Posted by Admin Posted on Oct 25 2017

Some "green energy" tax breaks for individual taxpayers expired at the end of 2016, while others are still on the table for 2017 and beyond.

 

Residential Solar Energy Credit

 

You can still claim a federal incomes tax credit equal to 30% of expenditures to buy and install qualifying energy-saving solar equipment for your home.  Since this gear is expensive, it can generate big credits.  There are no income limits.  The 30% credit is available through 2019.  In 2020, the credit rate drops to 26% and then to 22% in 2021.  After that, the credit is scheduled to expire.  The credit can be used to reduce your regular federal income tax bill and any Alternative Minimum Tax (AMT) bill.

 

Qualified Expenditures.  The credit equals 30% of qualified expenditures (including costs for site preparation, assembly, installation, piping, and wiring) for the following:

 

  • Qualified solar electricity generating equipment for your U.S. residence, including vacation home.

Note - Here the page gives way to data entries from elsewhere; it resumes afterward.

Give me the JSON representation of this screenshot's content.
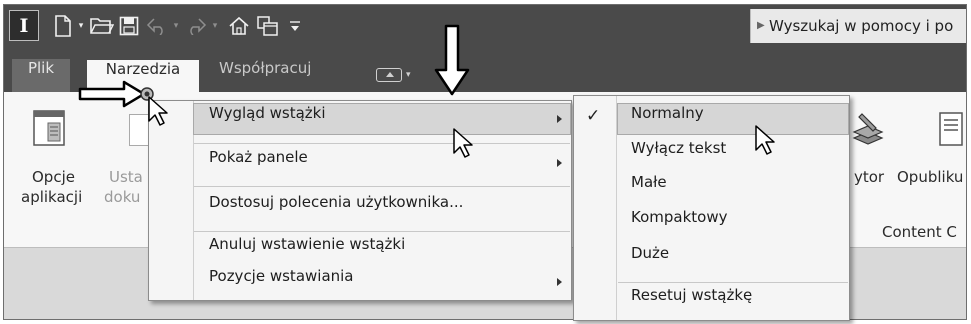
{
  "app": {
    "logo_letter": "I"
  },
  "quick_access": [
    "new-file-icon",
    "chevron-down-icon",
    "open-folder-icon",
    "save-icon",
    "undo-icon",
    "chevron-down-icon",
    "redo-icon",
    "chevron-down-icon",
    "home-icon",
    "window-switch-icon",
    "customize-icon"
  ],
  "search": {
    "text": "Wyszukaj w pomocy i po"
  },
  "tabs": {
    "file": "Plik",
    "tools": "Narzedzia",
    "collab": "Współpracuj"
  },
  "ribbon": {
    "app_options_line1": "Opcje",
    "app_options_line2": "aplikacji",
    "doc_settings_line1": "Usta",
    "doc_settings_line2": "doku",
    "editor_label": "ytor",
    "publish_label": "Opubliku",
    "content_center_label": "Content C"
  },
  "context_menu": {
    "items": [
      {
        "label": "Wygląd wstążki"
      },
      {
        "label": "Pokaż panele"
      },
      {
        "label": "Dostosuj polecenia użytkownika..."
      },
      {
        "label": "Anuluj wstawienie wstążki"
      },
      {
        "label": "Pozycje wstawiania"
      }
    ]
  },
  "submenu": {
    "check_glyph": "✓",
    "items": [
      {
        "label": "Normalny"
      },
      {
        "label": "Wyłącz tekst"
      },
      {
        "label": "Małe"
      },
      {
        "label": "Kompaktowy"
      },
      {
        "label": "Duże"
      },
      {
        "label": "Resetuj wstążkę"
      }
    ]
  },
  "colors": {
    "title_bar": "#4a4a4a",
    "ribbon": "#f7f7f7",
    "menu": "#f5f5f5",
    "highlight": "#d6d6d6"
  }
}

  • Qualified solar water heating equipment for your U.S. residence, including your vacation home.  To qualify for the credit, at least half of the energy used to heat water for the property must be generated by the solar water heating equipment.  You cannot claim the credit for equipment used to heat a swimming pool or hot tub.

 

State and Local Incentives May Be Available.  You might also be eligible for state and local tax benefits, subsidized state and local financing deals, and utility company rebates.

 

Expanded 30% Credit Opportunities for 2016 Installations

 

For 2017 and beyond, the 30% credit is limited to expenditures for qualified solar electricity generating equipment and solar water heating equipment.  For 2016 instillations, you can claim a 30% credit for the following expenditures:

 

  • Qualified wind energy equipment for U.S. residence, including a vacation home.

  • Qualified geothermal heat pump equipment for a U.S. residence, including a vacation home.

  • Qualified fuel cell electricity generating equipment for a U.S. principal residence.  The maximum credit is limited to $500 for each half kilowatt of fuel cell capacity.

 

   $500 Credit for More Modest 2016 Installations

 

A much more modest residential energy credit also expired at the end of 2016.  It had a lifetime maximum of $500 and covered qualified expenditures for advanced main air circulating fans; natural gas, propane, and oil furnaces and hot water boilers; electric heat pumps; electric heat pump water heaters; biomass fuel stoves; high-efficiency central air conditioners; natural gas, propane, and oil water heaters; energy-efficient windows, skylights, and doors; energy-efficient roofing products; and energy-efficient insulation.

 

Credit for New Plug-in Electric Vehicles

 

Another “green energy” break that is still on the books for 2017 and beyond is the federal income tax credit for qualifying new (not used) plug-in vehicles.  The credit can be worth up to $7,500.

 

Eligibility Rules.  To be eligible for the credit, a vehicle must draw propulsion from a battery with at least four kilowatt hours of capacity; use an external source of energy to recharge battery (thus the term plug-in); be used primarily on public streets, roads, and highways; have four wheels; meet applicable federal emission and clean air standards; and be used primarily in the U.S.  It can be either fully electric or a plug-in electric/gasoline hybrid.  Finally, the vehicle must be new and be purchased rather than leased.  If you lease an eligible vehicle, the credit belongs to the manufacturer, which may be factored into a lower lease payment.

 

The credit equals $2,500 for a vehicle powered by a four kilowatt-hour battery, with an additional $417 for each kilowatt hour of battery capacity beyond four hours.  The maximum credit is $7,500.  Buyers of qualifying vehicles can rely on the manufacturer’s or distributor’s certification of the allowable credit amount.  The credit can be used to offset your regular federal income tax liability and any AMT that you owe.  There are no income restrictions.

 

State Incentives May be Available.  You may be eligible for state income tax credits, rebates, or reduced vehicle taxes and registration fees for buying or leasing qualifying electric vehicles.

 

Depending on your situation, these “green-energy” credits could be lucrative.  Contact us if you have questions or want more information.